● WHAT IS NEEDED
Reproduce the data below in full. Nothing should differ from the original.

● EXCERPTED RECORDS
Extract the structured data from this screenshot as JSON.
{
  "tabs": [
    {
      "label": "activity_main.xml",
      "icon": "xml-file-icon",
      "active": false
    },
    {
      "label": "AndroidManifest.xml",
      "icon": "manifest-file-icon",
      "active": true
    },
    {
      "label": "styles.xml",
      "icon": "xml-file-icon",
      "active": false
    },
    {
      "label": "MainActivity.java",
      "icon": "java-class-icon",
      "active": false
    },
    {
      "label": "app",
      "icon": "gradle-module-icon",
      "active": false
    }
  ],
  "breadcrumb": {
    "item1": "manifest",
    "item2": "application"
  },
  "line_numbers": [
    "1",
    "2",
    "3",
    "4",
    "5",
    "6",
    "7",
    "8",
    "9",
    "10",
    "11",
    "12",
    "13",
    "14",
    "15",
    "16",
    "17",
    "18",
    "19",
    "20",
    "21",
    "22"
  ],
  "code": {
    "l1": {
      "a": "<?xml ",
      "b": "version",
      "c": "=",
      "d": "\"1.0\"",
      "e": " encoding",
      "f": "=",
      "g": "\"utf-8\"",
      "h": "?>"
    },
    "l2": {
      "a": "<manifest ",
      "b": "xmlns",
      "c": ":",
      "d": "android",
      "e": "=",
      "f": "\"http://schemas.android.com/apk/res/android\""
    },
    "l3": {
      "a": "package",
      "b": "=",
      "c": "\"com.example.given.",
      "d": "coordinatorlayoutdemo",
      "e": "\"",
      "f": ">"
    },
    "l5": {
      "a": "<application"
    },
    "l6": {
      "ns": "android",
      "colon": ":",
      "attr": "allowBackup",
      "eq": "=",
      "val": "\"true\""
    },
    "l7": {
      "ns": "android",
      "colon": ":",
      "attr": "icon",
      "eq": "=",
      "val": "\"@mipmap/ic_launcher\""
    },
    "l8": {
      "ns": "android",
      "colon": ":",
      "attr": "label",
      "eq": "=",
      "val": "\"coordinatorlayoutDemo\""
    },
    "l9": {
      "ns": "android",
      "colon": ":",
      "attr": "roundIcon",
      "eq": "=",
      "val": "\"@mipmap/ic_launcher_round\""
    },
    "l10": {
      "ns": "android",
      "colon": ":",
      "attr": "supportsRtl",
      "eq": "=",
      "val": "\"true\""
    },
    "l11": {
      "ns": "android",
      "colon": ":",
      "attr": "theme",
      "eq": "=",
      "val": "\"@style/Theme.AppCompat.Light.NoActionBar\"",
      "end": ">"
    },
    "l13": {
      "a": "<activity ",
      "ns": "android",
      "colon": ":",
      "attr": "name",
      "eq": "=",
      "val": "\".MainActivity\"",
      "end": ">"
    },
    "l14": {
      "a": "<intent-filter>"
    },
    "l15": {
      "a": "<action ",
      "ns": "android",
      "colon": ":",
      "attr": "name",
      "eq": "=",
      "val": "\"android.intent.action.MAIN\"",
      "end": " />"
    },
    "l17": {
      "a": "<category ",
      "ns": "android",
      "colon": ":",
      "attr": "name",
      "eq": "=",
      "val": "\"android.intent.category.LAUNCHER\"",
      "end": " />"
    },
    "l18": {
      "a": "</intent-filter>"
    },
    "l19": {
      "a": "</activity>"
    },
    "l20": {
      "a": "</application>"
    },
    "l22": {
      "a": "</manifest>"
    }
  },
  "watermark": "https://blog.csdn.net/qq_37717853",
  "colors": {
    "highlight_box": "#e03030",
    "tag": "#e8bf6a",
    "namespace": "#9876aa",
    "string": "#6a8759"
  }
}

● EXPECTED OUTPUT
Extract the structured data from this screenshot as JSON.
{
  "tabs": [
    {
      "label": "activity_main.xml",
      "icon": "xml-file-icon",
      "active": false
    },
    {
      "label": "AndroidManifest.xml",
      "icon": "manifest-file-icon",
      "active": true
    },
    {
      "label": "styles.xml",
      "icon": "xml-file-icon",
      "active": false
    },
    {
      "label": "MainActivity.java",
      "icon": "java-class-icon",
      "active": false
    },
    {
      "label": "app",
      "icon": "gradle-module-icon",
      "active": false
    }
  ],
  "breadcrumb": {
    "item1": "manifest",
    "item2": "application"
  },
  "line_numbers": [
    "1",
    "2",
    "3",
    "4",
    "5",
    "6",
    "7",
    "8",
    "9",
    "10",
    "11",
    "12",
    "13",
    "14",
    "15",
    "16",
    "17",
    "18",
    "19",
    "20",
    "21",
    "22"
  ],
  "code": {
    "l1": {
      "a": "<?xml ",
      "b": "version",
      "c": "=",
      "d": "\"1.0\"",
      "e": " encoding",
      "f": "=",
      "g": "\"utf-8\"",
      "h": "?>"
    },
    "l2": {
      "a": "<manifest ",
      "b": "xmlns",
      "c": ":",
      "d": "android",
      "e": "=",
      "f": "\"http://schemas.android.com/apk/res/android\""
    },
    "l3": {
      "a": "package",
      "b": "=",
      "c": "\"com.example.given.",
      "d": "coordinatorlayoutdemo",
      "e": "\"",
      "f": ">"
    },
    "l5": {
      "a": "<application"
    },
    "l6": {
      "ns": "android",
      "colon": ":",
      "attr": "allowBackup",
      "eq": "=",
      "val": "\"true\""
    },
    "l7": {
      "ns": "android",
      "colon": ":",
      "attr": "icon",
      "eq": "=",
      "val": "\"@mipmap/ic_launcher\""
    },
    "l8": {
      "ns": "android",
      "colon": ":",
      "attr": "label",
      "eq": "=",
      "val": "\"coordinatorlayoutDemo\""
    },
    "l9": {
      "ns": "android",
      "colon": ":",
      "attr": "roundIcon",
      "eq": "=",
      "val": "\"@mipmap/ic_launcher_round\""
    },
    "l10": {
      "ns": "android",
      "colon": ":",
      "attr": "supportsRtl",
      "eq": "=",
      "val": "\"true\""
    },
    "l11": {
      "ns": "android",
      "colon": ":",
      "attr": "theme",
      "eq": "=",
      "val": "\"@style/Theme.AppCompat.Light.NoActionBar\"",
      "end": ">"
    },
    "l13": {
      "a": "<activity ",
      "ns": "android",
      "colon": ":",
      "attr": "name",
      "eq": "=",
      "val": "\".MainActivity\"",
      "end": ">"
    },
    "l14": {
      "a": "<intent-filter>"
    },
    "l15": {
      "a": "<action ",
      "ns": "android",
      "colon": ":",
      "attr": "name",
      "eq": "=",
      "val": "\"android.intent.action.MAIN\"",
      "end": " />"
    },
    "l17": {
      "a": "<category ",
      "ns": "android",
      "colon": ":",
      "attr": "name",
      "eq": "=",
      "val": "\"android.intent.category.LAUNCHER\"",
      "end": " />"
    },
    "l18": {
      "a": "</intent-filter>"
    },
    "l19": {
      "a": "</activity>"
    },
    "l20": {
      "a": "</application>"
    },
    "l22": {
      "a": "</manifest>"
    }
  },
  "watermark": "https://blog.csdn.net/qq_37717853",
  "colors": {
    "highlight_box": "#e03030",
    "tag": "#e8bf6a",
    "namespace": "#9876aa",
    "string": "#6a8759"
  }
}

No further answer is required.